Problem statement:
Without changing a character, return the entries, but not the images they hold.
++++++++
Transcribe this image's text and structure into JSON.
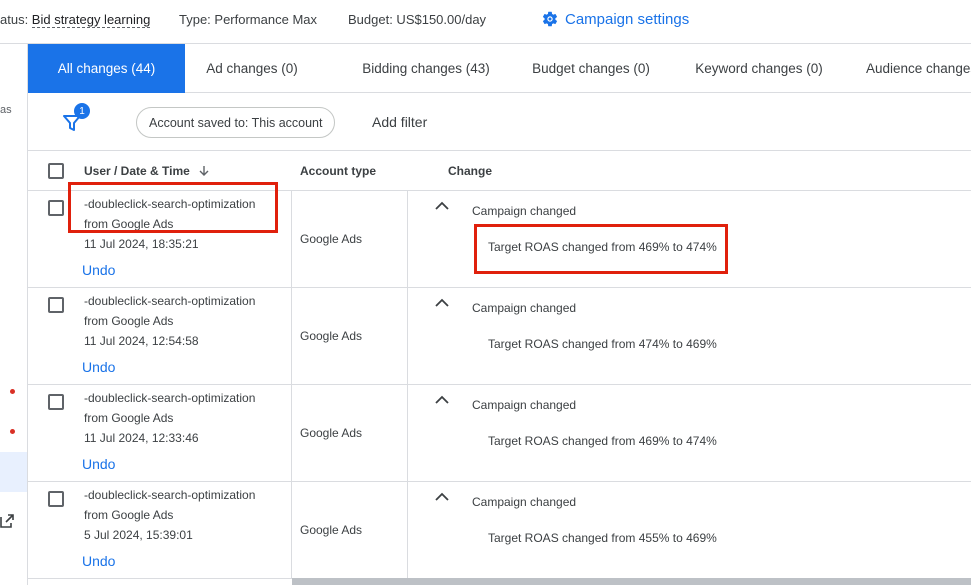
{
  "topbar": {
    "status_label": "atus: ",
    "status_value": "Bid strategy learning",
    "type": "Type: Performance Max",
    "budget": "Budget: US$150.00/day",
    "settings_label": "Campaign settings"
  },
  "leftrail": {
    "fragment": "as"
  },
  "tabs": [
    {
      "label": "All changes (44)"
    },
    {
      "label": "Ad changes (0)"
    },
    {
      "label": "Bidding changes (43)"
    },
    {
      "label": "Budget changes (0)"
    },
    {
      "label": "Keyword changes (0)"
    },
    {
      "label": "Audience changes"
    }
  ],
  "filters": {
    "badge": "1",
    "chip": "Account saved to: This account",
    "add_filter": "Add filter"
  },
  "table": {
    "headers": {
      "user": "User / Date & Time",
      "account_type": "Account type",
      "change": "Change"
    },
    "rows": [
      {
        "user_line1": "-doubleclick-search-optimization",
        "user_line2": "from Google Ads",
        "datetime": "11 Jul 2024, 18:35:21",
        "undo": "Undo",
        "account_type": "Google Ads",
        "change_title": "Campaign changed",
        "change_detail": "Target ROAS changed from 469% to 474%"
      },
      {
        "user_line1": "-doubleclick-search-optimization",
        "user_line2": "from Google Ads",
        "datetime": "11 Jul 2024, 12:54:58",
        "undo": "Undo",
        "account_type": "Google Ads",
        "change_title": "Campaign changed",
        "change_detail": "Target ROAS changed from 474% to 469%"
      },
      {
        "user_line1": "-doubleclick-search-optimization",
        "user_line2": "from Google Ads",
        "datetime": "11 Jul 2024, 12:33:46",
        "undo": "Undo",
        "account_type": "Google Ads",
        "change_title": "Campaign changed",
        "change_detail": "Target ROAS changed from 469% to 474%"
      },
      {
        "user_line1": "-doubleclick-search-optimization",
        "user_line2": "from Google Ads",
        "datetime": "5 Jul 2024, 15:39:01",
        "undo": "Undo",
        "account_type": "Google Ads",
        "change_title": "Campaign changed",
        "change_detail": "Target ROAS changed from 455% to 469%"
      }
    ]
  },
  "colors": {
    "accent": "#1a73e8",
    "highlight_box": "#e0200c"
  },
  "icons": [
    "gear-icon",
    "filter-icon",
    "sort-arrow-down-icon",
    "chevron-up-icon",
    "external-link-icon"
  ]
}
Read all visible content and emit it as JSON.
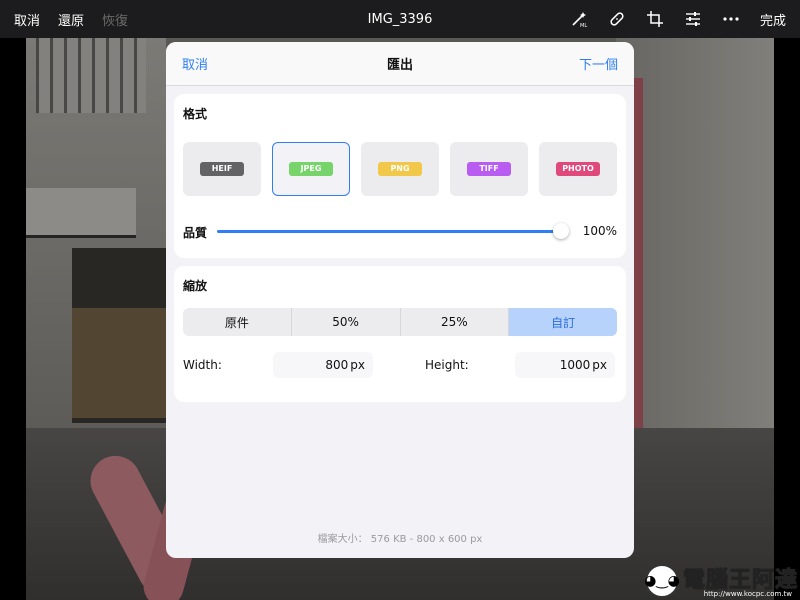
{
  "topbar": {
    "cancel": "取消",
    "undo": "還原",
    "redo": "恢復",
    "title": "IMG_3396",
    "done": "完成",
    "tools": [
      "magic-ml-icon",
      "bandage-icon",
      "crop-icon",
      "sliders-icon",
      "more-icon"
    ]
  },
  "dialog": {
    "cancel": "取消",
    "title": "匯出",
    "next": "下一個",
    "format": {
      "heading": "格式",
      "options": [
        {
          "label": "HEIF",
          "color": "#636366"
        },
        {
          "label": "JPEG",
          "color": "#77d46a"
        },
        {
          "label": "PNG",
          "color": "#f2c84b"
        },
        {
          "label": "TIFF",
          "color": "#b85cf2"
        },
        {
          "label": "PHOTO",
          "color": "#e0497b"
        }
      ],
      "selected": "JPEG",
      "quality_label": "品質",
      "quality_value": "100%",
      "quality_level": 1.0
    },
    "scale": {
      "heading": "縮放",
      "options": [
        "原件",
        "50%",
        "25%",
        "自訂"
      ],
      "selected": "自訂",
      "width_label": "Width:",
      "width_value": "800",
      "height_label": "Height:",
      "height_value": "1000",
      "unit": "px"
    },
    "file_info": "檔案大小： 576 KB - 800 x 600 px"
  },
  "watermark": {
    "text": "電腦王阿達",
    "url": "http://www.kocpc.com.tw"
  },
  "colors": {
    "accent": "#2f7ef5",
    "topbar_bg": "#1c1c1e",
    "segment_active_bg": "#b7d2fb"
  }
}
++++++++
The completed task:
Transcribe this image's text and structure into JSON.
{
  "topbar": {
    "status_label": "atus: ",
    "status_value": "Bid strategy learning",
    "type": "Type: Performance Max",
    "budget": "Budget: US$150.00/day",
    "settings_label": "Campaign settings"
  },
  "leftrail": {
    "fragment": "as"
  },
  "tabs": [
    {
      "label": "All changes (44)"
    },
    {
      "label": "Ad changes (0)"
    },
    {
      "label": "Bidding changes (43)"
    },
    {
      "label": "Budget changes (0)"
    },
    {
      "label": "Keyword changes (0)"
    },
    {
      "label": "Audience changes"
    }
  ],
  "filters": {
    "badge": "1",
    "chip": "Account saved to: This account",
    "add_filter": "Add filter"
  },
  "table": {
    "headers": {
      "user": "User / Date & Time",
      "account_type": "Account type",
      "change": "Change"
    },
    "rows": [
      {
        "user_line1": "-doubleclick-search-optimization",
        "user_line2": "from Google Ads",
        "datetime": "11 Jul 2024, 18:35:21",
        "undo": "Undo",
        "account_type": "Google Ads",
        "change_title": "Campaign changed",
        "change_detail": "Target ROAS changed from 469% to 474%"
      },
      {
        "user_line1": "-doubleclick-search-optimization",
        "user_line2": "from Google Ads",
        "datetime": "11 Jul 2024, 12:54:58",
        "undo": "Undo",
        "account_type": "Google Ads",
        "change_title": "Campaign changed",
        "change_detail": "Target ROAS changed from 474% to 469%"
      },
      {
        "user_line1": "-doubleclick-search-optimization",
        "user_line2": "from Google Ads",
        "datetime": "11 Jul 2024, 12:33:46",
        "undo": "Undo",
        "account_type": "Google Ads",
        "change_title": "Campaign changed",
        "change_detail": "Target ROAS changed from 469% to 474%"
      },
      {
        "user_line1": "-doubleclick-search-optimization",
        "user_line2": "from Google Ads",
        "datetime": "5 Jul 2024, 15:39:01",
        "undo": "Undo",
        "account_type": "Google Ads",
        "change_title": "Campaign changed",
        "change_detail": "Target ROAS changed from 455% to 469%"
      }
    ]
  },
  "colors": {
    "accent": "#1a73e8",
    "highlight_box": "#e0200c"
  },
  "icons": [
    "gear-icon",
    "filter-icon",
    "sort-arrow-down-icon",
    "chevron-up-icon",
    "external-link-icon"
  ]
}
Read all visible content and emit it as JSON.
{
  "topbar": {
    "cancel": "取消",
    "undo": "還原",
    "redo": "恢復",
    "title": "IMG_3396",
    "done": "完成",
    "tools": [
      "magic-ml-icon",
      "bandage-icon",
      "crop-icon",
      "sliders-icon",
      "more-icon"
    ]
  },
  "dialog": {
    "cancel": "取消",
    "title": "匯出",
    "next": "下一個",
    "format": {
      "heading": "格式",
      "options": [
        {
          "label": "HEIF",
          "color": "#636366"
        },
        {
          "label": "JPEG",
          "color": "#77d46a"
        },
        {
          "label": "PNG",
          "color": "#f2c84b"
        },
        {
          "label": "TIFF",
          "color": "#b85cf2"
        },
        {
          "label": "PHOTO",
          "color": "#e0497b"
        }
      ],
      "selected": "JPEG",
      "quality_label": "品質",
      "quality_value": "100%",
      "quality_level": 1.0
    },
    "scale": {
      "heading": "縮放",
      "options": [
        "原件",
        "50%",
        "25%",
        "自訂"
      ],
      "selected": "自訂",
      "width_label": "Width:",
      "width_value": "800",
      "height_label": "Height:",
      "height_value": "1000",
      "unit": "px"
    },
    "file_info": "檔案大小： 576 KB - 800 x 600 px"
  },
  "watermark": {
    "text": "電腦王阿達",
    "url": "http://www.kocpc.com.tw"
  },
  "colors": {
    "accent": "#2f7ef5",
    "topbar_bg": "#1c1c1e",
    "segment_active_bg": "#b7d2fb"
  }
}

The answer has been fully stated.